**BRIEF:**
Scan the lines below for "Quando" and copy the matches.

-.-.-

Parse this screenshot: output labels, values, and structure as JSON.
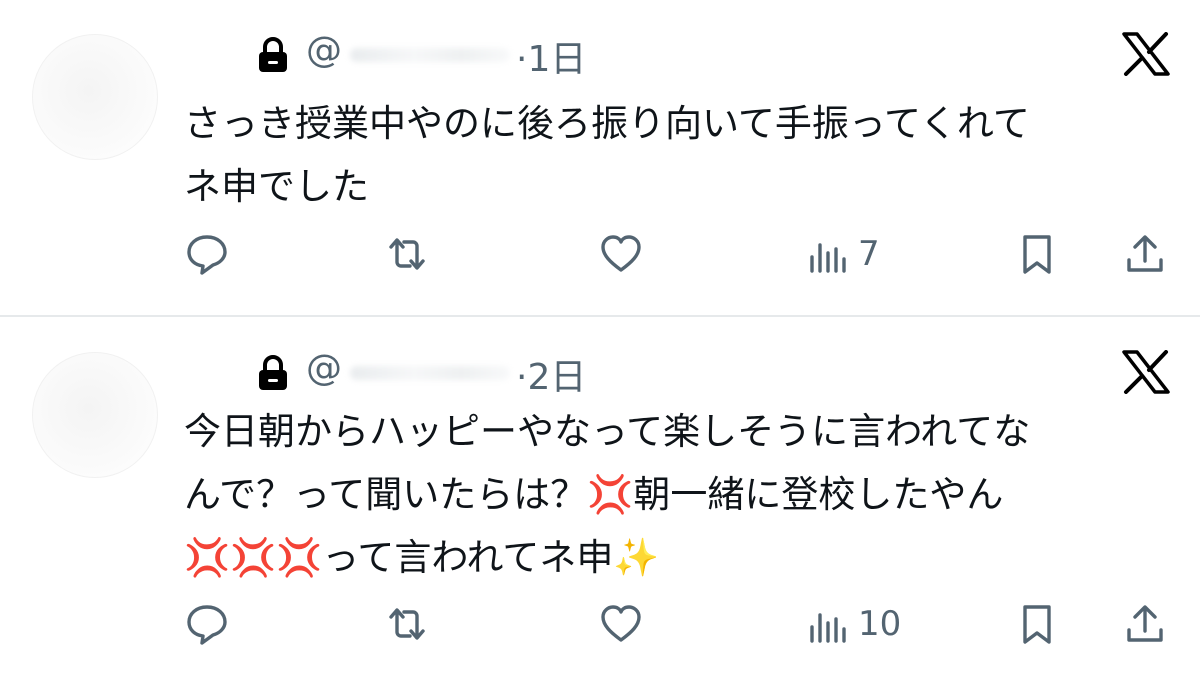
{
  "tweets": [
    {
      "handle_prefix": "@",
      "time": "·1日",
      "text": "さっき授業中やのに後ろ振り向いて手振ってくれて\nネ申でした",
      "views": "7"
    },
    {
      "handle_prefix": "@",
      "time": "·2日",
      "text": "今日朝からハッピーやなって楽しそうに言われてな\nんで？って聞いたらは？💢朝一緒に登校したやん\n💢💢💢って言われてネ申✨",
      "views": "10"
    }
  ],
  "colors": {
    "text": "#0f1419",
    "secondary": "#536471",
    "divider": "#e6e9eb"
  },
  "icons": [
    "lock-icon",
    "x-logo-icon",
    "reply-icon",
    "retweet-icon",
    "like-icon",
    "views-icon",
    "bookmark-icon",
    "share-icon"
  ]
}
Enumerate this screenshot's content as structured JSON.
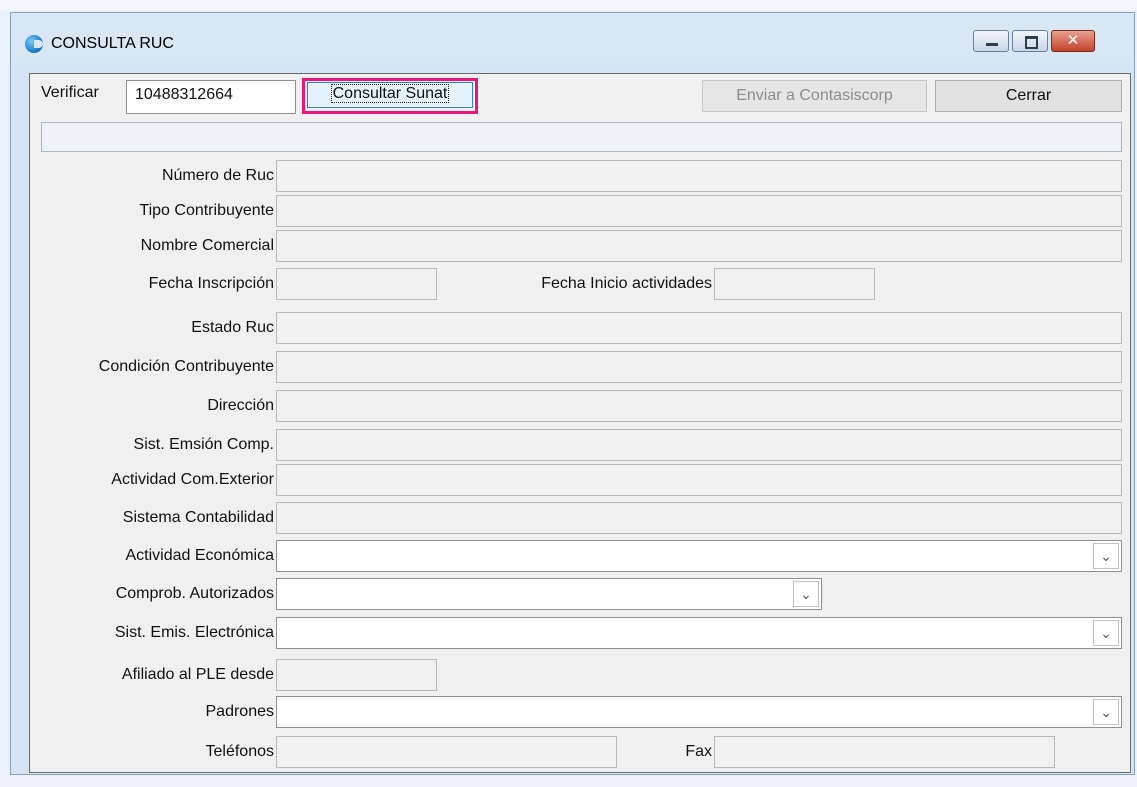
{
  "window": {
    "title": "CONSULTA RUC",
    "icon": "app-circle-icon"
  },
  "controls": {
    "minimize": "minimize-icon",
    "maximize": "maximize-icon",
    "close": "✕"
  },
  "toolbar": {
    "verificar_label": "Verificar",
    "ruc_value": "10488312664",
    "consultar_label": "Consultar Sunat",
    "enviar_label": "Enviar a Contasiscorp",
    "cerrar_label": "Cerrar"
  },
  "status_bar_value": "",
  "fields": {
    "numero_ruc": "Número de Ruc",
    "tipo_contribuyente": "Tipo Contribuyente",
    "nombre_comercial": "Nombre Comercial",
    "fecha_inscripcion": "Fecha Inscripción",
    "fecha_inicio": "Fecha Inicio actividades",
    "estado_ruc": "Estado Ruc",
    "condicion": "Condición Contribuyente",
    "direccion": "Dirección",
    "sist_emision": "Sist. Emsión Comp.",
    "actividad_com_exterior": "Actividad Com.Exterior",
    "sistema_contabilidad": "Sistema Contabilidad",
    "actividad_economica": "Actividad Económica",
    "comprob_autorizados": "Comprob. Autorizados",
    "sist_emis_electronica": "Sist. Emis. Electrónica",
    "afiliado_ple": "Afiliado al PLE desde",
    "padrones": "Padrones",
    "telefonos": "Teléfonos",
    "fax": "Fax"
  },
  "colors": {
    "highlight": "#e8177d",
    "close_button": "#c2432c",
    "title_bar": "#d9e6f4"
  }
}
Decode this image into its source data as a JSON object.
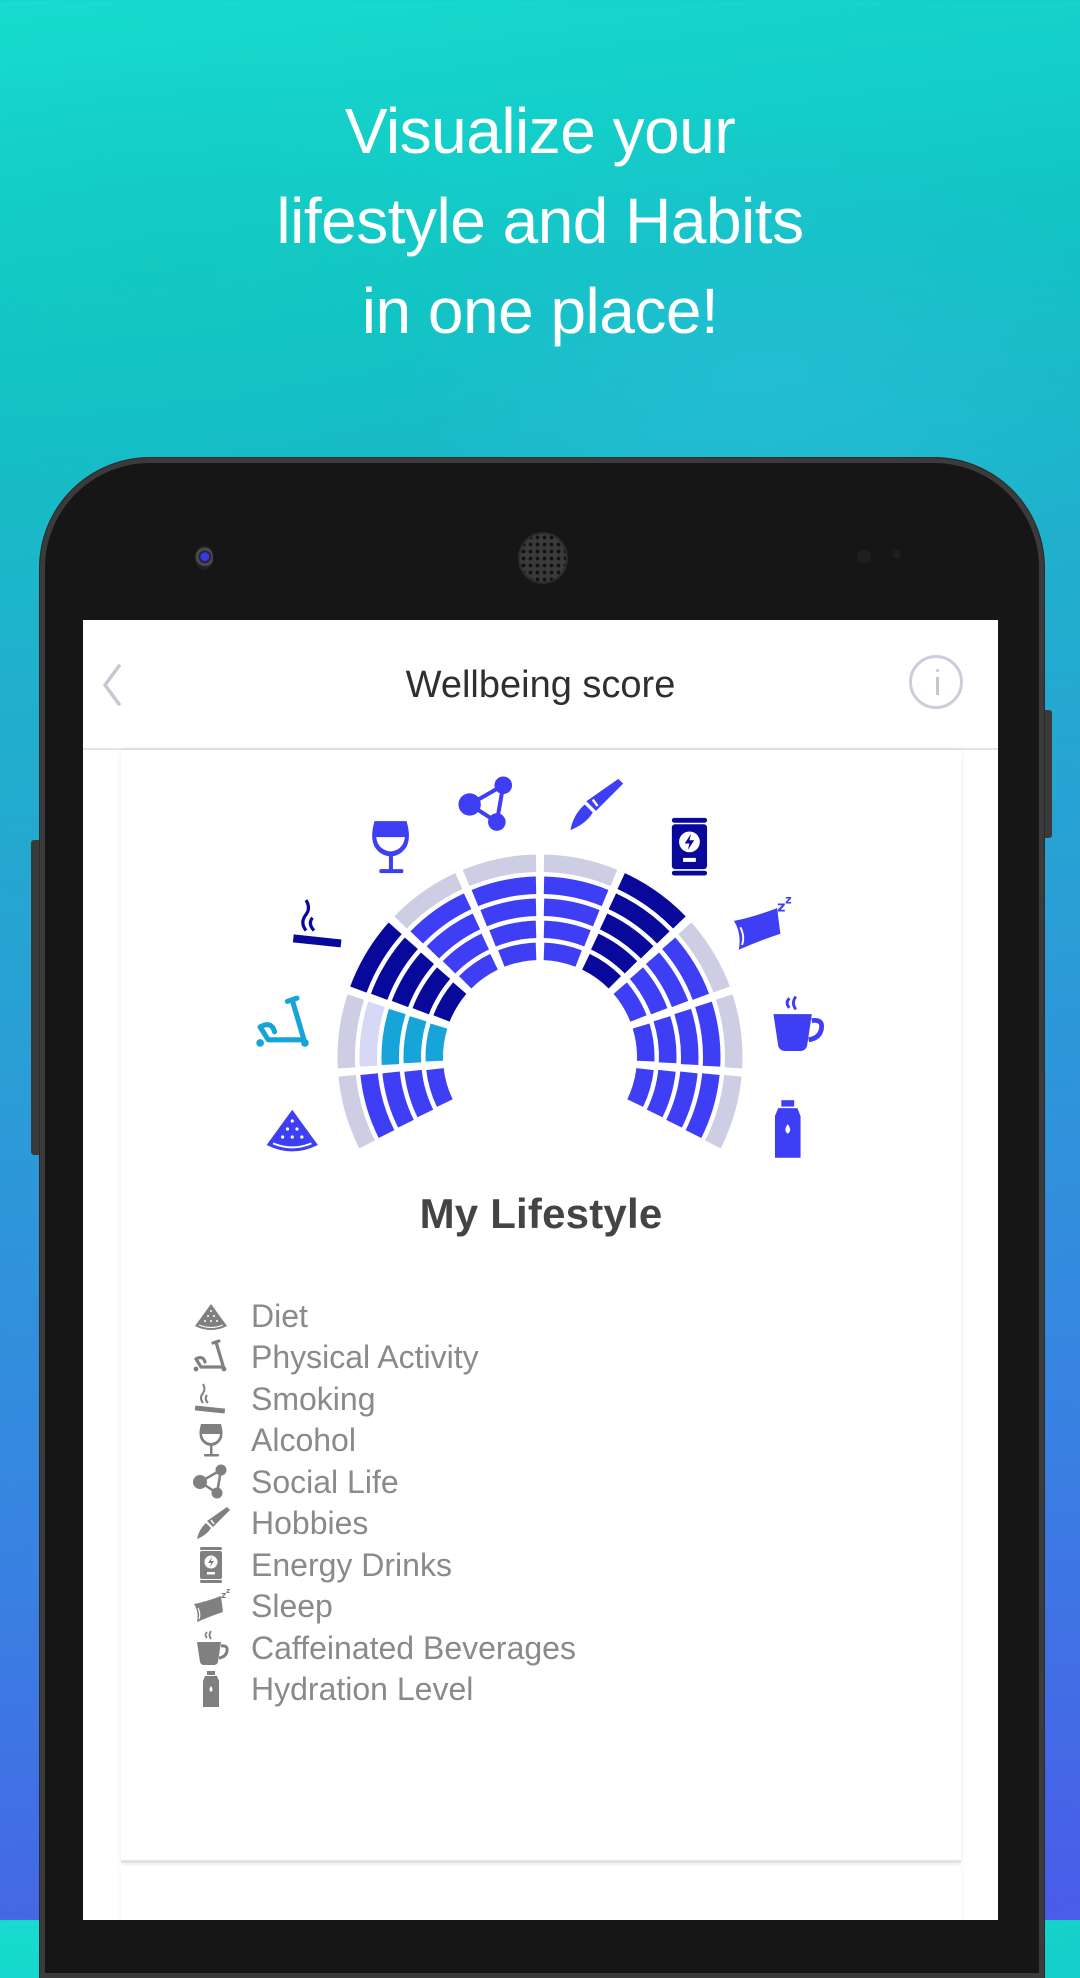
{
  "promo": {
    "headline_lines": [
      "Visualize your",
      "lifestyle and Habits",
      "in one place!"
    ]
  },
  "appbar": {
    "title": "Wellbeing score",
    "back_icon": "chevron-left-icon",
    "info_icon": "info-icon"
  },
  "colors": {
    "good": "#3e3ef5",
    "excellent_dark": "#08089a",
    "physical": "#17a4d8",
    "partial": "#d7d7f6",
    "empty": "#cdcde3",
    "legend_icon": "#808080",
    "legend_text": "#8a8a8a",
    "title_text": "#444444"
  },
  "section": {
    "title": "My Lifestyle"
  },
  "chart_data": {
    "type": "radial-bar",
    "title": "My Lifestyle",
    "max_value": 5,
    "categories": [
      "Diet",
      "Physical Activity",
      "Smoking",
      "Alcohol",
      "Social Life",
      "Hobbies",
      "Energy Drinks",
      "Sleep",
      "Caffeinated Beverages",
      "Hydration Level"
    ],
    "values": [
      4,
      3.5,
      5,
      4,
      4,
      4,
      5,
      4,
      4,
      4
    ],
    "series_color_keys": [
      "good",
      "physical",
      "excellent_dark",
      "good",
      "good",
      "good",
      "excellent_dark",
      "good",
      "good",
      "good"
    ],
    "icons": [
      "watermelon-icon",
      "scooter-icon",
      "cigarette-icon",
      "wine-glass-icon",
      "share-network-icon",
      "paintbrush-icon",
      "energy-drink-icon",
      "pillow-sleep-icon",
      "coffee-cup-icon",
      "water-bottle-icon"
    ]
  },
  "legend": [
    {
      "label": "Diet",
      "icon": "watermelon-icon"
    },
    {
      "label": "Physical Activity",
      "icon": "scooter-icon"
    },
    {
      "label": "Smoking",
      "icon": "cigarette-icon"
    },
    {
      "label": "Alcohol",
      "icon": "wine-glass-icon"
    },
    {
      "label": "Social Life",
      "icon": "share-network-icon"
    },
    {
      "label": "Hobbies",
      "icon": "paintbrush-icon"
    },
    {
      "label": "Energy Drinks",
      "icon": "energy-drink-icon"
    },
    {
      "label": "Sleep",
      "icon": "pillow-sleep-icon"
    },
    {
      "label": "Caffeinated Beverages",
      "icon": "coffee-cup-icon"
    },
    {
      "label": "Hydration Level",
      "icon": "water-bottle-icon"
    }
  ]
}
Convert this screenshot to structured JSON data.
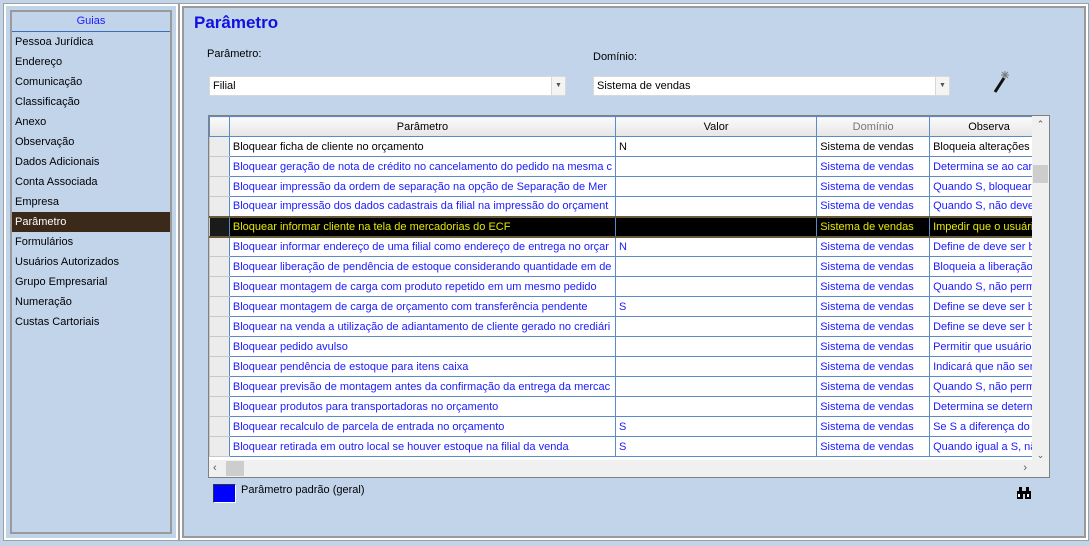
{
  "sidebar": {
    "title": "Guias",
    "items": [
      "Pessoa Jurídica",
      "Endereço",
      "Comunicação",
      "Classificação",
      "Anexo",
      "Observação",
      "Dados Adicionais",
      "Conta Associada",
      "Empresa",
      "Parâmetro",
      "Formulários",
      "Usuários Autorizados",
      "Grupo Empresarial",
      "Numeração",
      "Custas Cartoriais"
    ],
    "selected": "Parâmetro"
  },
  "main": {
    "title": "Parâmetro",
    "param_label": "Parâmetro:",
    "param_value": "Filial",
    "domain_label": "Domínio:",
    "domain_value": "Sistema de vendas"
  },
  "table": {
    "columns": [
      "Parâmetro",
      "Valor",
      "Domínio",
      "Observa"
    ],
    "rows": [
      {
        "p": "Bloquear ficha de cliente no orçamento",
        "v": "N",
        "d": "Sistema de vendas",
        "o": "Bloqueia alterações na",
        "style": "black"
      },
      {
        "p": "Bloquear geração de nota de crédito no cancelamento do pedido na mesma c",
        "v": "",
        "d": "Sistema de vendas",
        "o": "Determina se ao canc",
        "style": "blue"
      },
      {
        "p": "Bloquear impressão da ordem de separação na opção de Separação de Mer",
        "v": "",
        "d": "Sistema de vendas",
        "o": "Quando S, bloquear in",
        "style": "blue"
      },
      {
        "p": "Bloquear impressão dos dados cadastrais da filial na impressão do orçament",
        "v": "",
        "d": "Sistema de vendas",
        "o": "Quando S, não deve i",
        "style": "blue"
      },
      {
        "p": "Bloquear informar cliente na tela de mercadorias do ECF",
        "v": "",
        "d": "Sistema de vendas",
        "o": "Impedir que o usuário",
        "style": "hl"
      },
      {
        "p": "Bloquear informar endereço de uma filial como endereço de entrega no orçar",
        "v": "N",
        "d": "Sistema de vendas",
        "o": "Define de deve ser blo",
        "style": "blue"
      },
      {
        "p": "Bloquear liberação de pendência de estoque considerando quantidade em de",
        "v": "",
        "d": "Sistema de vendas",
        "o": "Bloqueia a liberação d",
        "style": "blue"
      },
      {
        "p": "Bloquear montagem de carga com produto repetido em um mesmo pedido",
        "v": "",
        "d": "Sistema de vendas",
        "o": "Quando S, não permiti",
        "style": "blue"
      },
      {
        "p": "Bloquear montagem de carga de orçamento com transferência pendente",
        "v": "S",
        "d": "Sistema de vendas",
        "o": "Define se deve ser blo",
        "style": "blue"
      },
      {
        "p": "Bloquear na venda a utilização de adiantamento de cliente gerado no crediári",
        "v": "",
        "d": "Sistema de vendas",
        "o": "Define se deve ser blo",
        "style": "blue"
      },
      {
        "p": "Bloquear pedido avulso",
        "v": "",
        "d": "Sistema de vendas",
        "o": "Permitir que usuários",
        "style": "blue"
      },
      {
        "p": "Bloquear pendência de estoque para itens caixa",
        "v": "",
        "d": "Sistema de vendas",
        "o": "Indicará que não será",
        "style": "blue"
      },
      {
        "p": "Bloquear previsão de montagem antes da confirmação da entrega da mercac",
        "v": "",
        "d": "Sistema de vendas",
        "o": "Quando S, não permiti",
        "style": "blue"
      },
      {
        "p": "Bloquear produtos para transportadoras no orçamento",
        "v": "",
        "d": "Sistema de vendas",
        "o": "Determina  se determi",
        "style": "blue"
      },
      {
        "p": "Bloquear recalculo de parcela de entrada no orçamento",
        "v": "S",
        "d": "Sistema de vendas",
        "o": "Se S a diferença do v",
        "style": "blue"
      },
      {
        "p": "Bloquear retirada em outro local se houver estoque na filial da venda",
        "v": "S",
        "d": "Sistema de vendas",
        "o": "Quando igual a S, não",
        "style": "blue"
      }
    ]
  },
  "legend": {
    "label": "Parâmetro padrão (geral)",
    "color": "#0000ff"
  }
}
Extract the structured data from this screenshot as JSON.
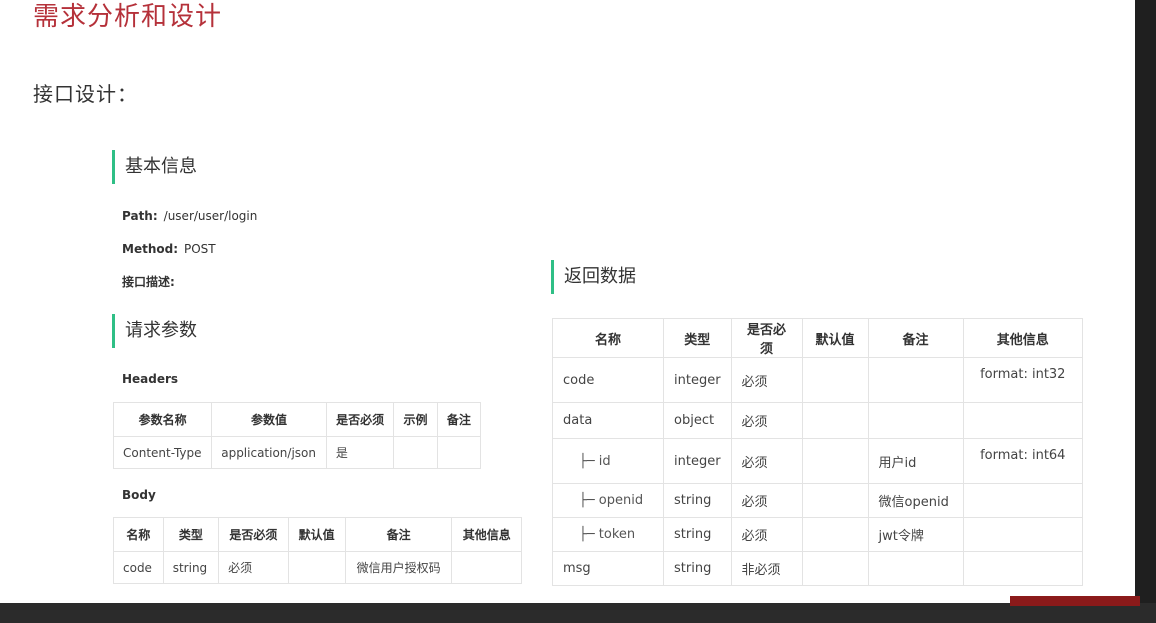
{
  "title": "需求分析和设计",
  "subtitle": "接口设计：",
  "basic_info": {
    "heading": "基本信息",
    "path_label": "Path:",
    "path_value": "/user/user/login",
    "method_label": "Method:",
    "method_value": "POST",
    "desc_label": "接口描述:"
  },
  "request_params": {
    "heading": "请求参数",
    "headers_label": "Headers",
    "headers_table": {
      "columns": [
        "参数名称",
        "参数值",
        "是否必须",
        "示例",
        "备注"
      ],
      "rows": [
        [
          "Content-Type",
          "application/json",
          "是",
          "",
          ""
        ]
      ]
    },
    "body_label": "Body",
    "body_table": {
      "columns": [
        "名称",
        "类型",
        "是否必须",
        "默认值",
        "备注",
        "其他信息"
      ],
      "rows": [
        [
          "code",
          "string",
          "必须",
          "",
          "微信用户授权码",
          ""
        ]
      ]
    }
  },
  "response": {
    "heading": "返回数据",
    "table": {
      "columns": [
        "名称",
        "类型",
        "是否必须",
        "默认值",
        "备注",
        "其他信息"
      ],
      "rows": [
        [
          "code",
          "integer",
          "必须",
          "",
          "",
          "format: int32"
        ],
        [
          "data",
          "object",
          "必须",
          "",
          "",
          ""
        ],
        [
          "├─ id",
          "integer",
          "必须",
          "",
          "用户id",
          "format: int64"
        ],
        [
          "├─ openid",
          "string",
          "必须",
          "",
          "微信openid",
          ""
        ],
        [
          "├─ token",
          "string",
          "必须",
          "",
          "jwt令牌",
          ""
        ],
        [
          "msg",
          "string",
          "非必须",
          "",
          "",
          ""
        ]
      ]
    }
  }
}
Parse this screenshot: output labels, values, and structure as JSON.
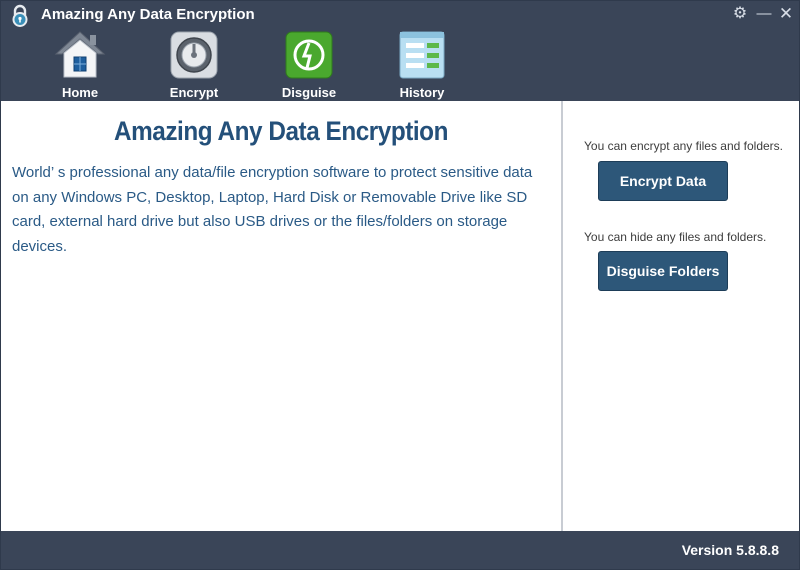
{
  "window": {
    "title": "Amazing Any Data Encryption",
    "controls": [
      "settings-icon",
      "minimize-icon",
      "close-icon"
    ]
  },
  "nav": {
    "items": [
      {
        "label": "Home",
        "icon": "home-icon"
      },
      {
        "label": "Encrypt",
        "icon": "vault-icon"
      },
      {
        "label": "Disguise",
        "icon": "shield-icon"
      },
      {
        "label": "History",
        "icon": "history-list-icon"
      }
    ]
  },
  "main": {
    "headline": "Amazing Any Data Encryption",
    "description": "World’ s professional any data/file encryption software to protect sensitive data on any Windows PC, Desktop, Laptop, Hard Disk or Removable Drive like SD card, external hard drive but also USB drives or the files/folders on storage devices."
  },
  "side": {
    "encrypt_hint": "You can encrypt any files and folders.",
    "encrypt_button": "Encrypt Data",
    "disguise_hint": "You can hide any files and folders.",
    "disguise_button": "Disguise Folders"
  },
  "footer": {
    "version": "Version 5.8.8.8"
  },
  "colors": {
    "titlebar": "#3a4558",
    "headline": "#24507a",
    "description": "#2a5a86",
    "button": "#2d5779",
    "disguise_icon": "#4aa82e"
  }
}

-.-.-

**RESPONSE:**
        "o": "Quando S, bloquear in",
        "o": "Quando S, não deve i",
        "o": "Quando S, não permiti",
        "o": "Quando S, não permiti",
        "o": "Quando igual a S, não",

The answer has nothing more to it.